With more time it would have been possible to do the Cooperative Housing Communities Bicycle Tour of half a dozen local communities. The communities here describe their style of housing as “Living Together” rather than “Co-housing”. The movement grew out of the brave efforts of squatters in Hamburg back in the nineties, who, after a serious fight including the use of Molotov cocktails, were eventually able to get their squats legally recognised under a co-operative model. As well as these co-ops, Germany also has some thousands of flats under the big Housing Association model.
Low-income people in the Ruhr area can usually find housing, even if it is of a low and cheap standard, by looking in the paper. The demand for housing is not quite so high here.
Federal funding is accessed to help build flats for low-income earners. This is done according to a formula. E.g. A single person is entitled to 50 square metres and strict eligibility criteria are applied at the time of entry. Federal assistance is available for up to thirty years but after the first ten years the cost of the borrowings is renegotiated. About fifty per cent of people needing help can access housing through ‘Housing assistance’. This area is a bit better off than other areas.
A principle of this housing is that it has to be stable, so they don’t want to see flats sold off to a private person. In co-operations (co-operatives) you can buy a share but you can’t sell that share to another person on the free market.
There is a wide range of legal formats available from, on the one side, private ownership – which in the community context often takes the form of the eco-village model (and there are many of them) to, on the other side, – big housing organisations or investors who want to invest in housing where the people who are living there are just renting.
Co-ops are in the middle between these polarisations.
Some people have formed smaller associations specifically to try to stem speculation and have increased participation and control.
Micha also explained that a housing co-operative can have two shares; one smaller, one bigger. The bigger share is in the Association and the smaller share is in the local coop to stop them selling your property.

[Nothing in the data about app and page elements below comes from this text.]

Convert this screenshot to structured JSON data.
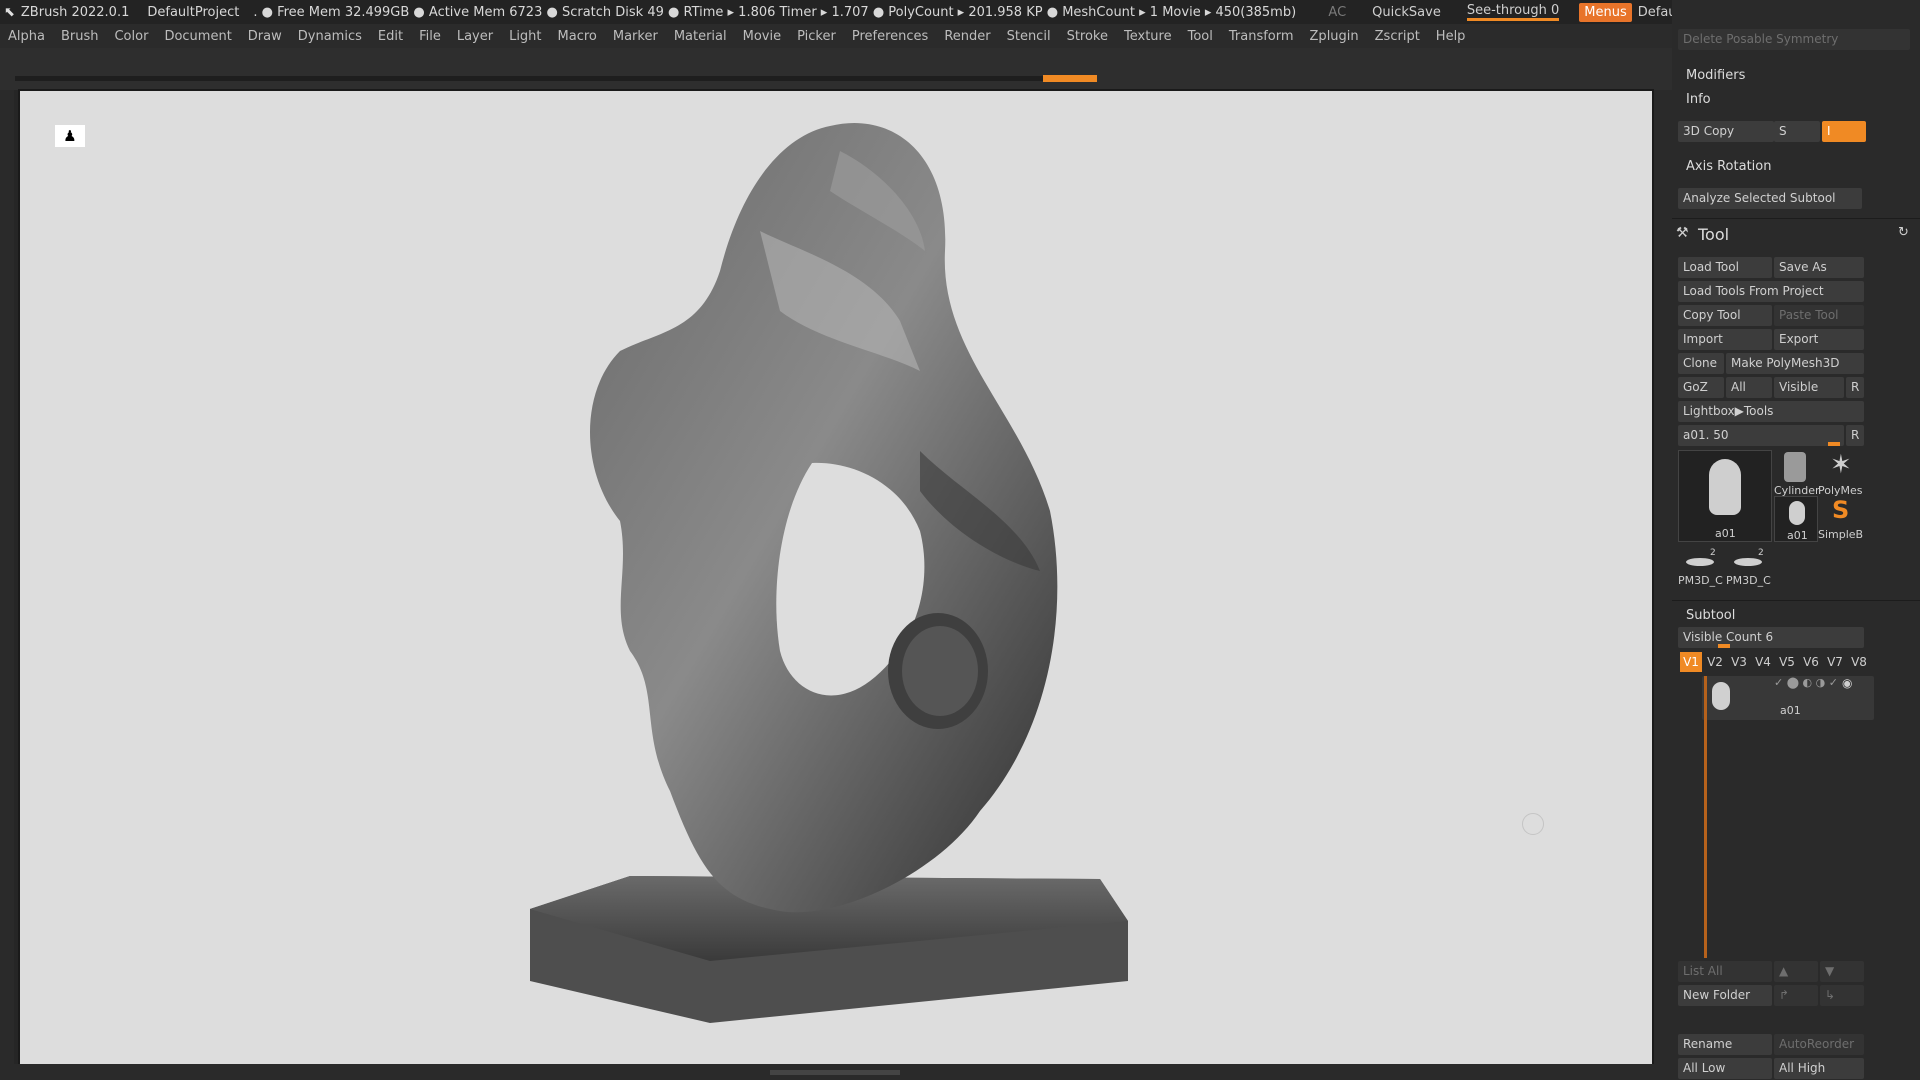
{
  "titlebar": {
    "app": "ZBrush 2022.0.1",
    "project": "DefaultProject",
    "stats": ". ● Free Mem 32.499GB ● Active Mem 6723 ● Scratch Disk 49 ●  RTime ▸ 1.806 Timer ▸ 1.707 ● PolyCount ▸ 201.958 KP  ● MeshCount ▸ 1  Movie ▸ 450(385mb)",
    "ac": "AC",
    "quicksave": "QuickSave",
    "seethrough": "See-through  0",
    "menus": "Menus",
    "script": "DefaultZScript"
  },
  "menubar": [
    "Alpha",
    "Brush",
    "Color",
    "Document",
    "Draw",
    "Dynamics",
    "Edit",
    "File",
    "Layer",
    "Light",
    "Macro",
    "Marker",
    "Material",
    "Movie",
    "Picker",
    "Preferences",
    "Render",
    "Stencil",
    "Stroke",
    "Texture",
    "Tool",
    "Transform",
    "Zplugin",
    "Zscript",
    "Help"
  ],
  "panel": {
    "delete_sym": "Delete Posable Symmetry",
    "modifiers": "Modifiers",
    "info": "Info",
    "copy3d": "3D Copy",
    "s": "S",
    "i": "I",
    "axis_rotation": "Axis Rotation",
    "analyze": "Analyze Selected Subtool",
    "tool_title": "Tool",
    "load_tool": "Load Tool",
    "save_as": "Save As",
    "load_from_project": "Load Tools From Project",
    "copy_tool": "Copy Tool",
    "paste_tool": "Paste Tool",
    "import": "Import",
    "export": "Export",
    "clone": "Clone",
    "make_polymesh": "Make PolyMesh3D",
    "goz": "GoZ",
    "all": "All",
    "visible": "Visible",
    "r": "R",
    "lightbox": "Lightbox▶Tools",
    "tool_slider": "a01. 50",
    "thumbs": [
      "a01",
      "Cylinder",
      "PolyMes",
      "a01",
      "SimpleB",
      "PM3D_C",
      "PM3D_C"
    ],
    "thumb_counts": [
      "2",
      "2"
    ],
    "subtool": "Subtool",
    "visible_count": "Visible Count 6",
    "v_buttons": [
      "V1",
      "V2",
      "V3",
      "V4",
      "V5",
      "V6",
      "V7",
      "V8"
    ],
    "subtool_item": "a01",
    "list_all": "List All",
    "new_folder": "New Folder",
    "rename": "Rename",
    "autoreorder": "AutoReorder",
    "all_low": "All Low",
    "all_high": "All High"
  }
}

A form of controlled gentrification is underway too whereby the Government will buy a run-down property that needs attention and sell it to someone for less on the agreement that they will live in it for at least ten years and commit to fixing the building.
Micha is also part of a network in the northern regions that organises an annual conference for about two hundred people in the sector. This year’s conference is to cover a range of specific housing sectors under the theme of ‘Radical and Normal’.
It would seem that “Radical” is being equated in some quarters as “unrealistic” and projects are being dismissed on that basis. We had a discussion about how the term ‘radical’ needs to be fully interrogated to drill down to whatever is the actual problem that the initiative is trying to address so that ‘radical’ projects can be assessed for their potential effectiveness not just on the basis of their perceived ‘realism’ or lack of. Radical means to get to the root of the problem.
Although co-housing is really based on the model of traditional village life, with an extra element of intentionality thrown in to respond to the mounting plethora of crises in human societies worldwide, it is, in that sense, radical.
It is also scale-able, viable, socially affordable, sensible, rewarding and urgent.
After this meeting it was time for some dinner so a delightful visit into central Bochum was in order.